- in genetics and epigenetics
- in the immune system
- in the microbiome (bacteria that live in the gut as symbionts)
- in lifestyle
- in the environment
In addition, different illnesses can sometimes exhibit similar or identical symptoms and are not therefore recognized as separate. More information can be found at: Precision Medicine
Enormous progress has been made in analytical procedures in the past decade. It was only these discoveries that made it possible in the first place to examine some causes of illnesses. Such innovations include Next Generation Sequencing (NGS) in the analysis of the human genome with its roughly 20,000 genes. The dramatically enhanced power of bioinformatical approaches (deep learning, neuronal networks) has also enabled research to grasp the complexity of individual factors in their entirety or to analyze their interrelationships.
What patients and healthy people have in common and what divides them plays a crucial role in many of these analyses. Comparing a large number of patients leads to answers to the question of the causes of an illness as well as clues for treating it successfully.
One decisive prerequisite is therefore growing in importance: it requires the willingness of many people to make themselves, their samples and data available for such comparative analyses. Such samples and data are collected anonymously in clinical data registries or biobanks. Clinical data registries and biobanks represent the hopes and the crucial foundation in research's fight against the causes of many diseases.
Clinical data registries and biobanks are subject to very tough data protection requirements which often even exceed the high level already applicable to hospitals.
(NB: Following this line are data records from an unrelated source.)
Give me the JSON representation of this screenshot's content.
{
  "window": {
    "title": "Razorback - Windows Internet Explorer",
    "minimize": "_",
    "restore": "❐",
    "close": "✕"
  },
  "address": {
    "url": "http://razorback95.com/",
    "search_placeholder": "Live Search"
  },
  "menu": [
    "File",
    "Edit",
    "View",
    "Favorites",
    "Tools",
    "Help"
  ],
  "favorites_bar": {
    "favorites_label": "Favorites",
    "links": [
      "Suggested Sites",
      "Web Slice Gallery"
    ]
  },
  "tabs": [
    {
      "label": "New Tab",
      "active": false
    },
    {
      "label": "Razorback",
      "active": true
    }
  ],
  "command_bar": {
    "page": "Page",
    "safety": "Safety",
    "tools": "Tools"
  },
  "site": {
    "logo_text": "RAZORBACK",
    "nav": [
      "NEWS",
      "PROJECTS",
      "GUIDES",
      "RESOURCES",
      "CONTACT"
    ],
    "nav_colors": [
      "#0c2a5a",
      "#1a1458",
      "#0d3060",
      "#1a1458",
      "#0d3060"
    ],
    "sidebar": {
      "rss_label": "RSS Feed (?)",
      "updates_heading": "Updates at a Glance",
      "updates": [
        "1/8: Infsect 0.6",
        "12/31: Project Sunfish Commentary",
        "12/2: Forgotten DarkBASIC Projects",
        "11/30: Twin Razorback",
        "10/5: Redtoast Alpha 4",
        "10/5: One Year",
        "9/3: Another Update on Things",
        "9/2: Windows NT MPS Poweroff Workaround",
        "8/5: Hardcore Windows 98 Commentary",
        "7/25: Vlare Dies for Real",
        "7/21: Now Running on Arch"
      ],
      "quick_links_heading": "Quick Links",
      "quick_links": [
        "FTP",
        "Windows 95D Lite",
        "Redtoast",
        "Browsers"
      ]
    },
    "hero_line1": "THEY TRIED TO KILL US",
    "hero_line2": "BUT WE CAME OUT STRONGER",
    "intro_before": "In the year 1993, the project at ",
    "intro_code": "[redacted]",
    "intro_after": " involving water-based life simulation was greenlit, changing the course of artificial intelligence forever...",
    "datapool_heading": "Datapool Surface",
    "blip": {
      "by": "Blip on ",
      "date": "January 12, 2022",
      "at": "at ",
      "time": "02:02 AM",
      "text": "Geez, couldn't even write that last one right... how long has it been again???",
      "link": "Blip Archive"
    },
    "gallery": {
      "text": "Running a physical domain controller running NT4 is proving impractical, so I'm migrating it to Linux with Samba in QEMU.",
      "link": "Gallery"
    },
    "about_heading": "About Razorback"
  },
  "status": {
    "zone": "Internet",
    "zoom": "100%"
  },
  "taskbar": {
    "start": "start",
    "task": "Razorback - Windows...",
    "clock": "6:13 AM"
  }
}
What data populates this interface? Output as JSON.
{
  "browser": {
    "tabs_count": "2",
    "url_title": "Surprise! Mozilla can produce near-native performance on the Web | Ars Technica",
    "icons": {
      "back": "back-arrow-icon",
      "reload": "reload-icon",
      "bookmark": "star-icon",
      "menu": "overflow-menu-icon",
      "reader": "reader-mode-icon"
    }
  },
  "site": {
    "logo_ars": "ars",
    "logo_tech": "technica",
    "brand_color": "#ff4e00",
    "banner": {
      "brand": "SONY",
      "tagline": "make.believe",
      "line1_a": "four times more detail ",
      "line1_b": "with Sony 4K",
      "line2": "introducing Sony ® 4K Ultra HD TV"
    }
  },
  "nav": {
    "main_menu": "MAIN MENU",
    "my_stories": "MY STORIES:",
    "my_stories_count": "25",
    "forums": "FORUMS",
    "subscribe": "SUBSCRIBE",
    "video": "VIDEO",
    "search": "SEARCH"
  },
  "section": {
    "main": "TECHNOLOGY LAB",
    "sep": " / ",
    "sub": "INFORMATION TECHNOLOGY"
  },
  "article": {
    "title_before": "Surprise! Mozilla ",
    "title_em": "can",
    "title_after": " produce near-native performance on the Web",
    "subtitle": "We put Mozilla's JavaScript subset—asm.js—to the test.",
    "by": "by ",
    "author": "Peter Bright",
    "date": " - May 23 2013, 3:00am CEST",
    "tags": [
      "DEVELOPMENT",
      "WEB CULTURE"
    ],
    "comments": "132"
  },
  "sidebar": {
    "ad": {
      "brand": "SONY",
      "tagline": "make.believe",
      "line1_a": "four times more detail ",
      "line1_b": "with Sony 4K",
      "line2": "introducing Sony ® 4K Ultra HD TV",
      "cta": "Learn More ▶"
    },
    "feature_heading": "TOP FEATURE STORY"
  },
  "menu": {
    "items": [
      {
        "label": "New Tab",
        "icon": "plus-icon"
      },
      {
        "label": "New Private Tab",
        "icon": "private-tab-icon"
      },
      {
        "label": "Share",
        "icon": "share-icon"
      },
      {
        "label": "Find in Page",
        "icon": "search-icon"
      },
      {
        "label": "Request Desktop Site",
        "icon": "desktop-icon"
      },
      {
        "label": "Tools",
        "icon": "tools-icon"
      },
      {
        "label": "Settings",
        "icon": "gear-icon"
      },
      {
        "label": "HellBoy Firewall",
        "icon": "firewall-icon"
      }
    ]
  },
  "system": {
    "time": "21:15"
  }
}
- If a patient agrees, the hospital erases all information on their identity from their medical records. The anonymized data go to a so-called Trust Center that only knows the treating facility but not the patient.
- The Trust Center in turn passes the data on to clinical data registries or biobanks. However, in the process, the Center does not reveal their origin, i.e. the hospital where treatment is being administered.
- In the end, the clinical data registry or biobank knows neither the identity of the patient nor the facility where the patient was treated.
As a result of these steps, it is impossible to trace the data to the patient. What happens, however, if the clinical data registry gains insights in the course of its analyses which might be of help to individual patients? Even then, the new insights cannot be relayed back to the patient or the people treating them. Anonymization is complete and cannot be reversed.
For this reason, many patients decide against absolute anonymity. Instead the opt for a so-called double pseudonymization. In this process, the hospital communicates an additional patient ID to the Trust Center. The Trust Center in turn passes on its own, second ID to the clinical data registry. This leads to the following differences:
- The clinical data registry still knows neither the identity of the patient nor the treating facility. However, in the event of new insights, it can pass specific information to the Trust Center.
- The Trust Center still does not know the patient. However, if it is notified by the clinical data registry, it can use the ID to pass on the information to the hospital.
The hospital – and still only the hospital – can then make contact with its patient.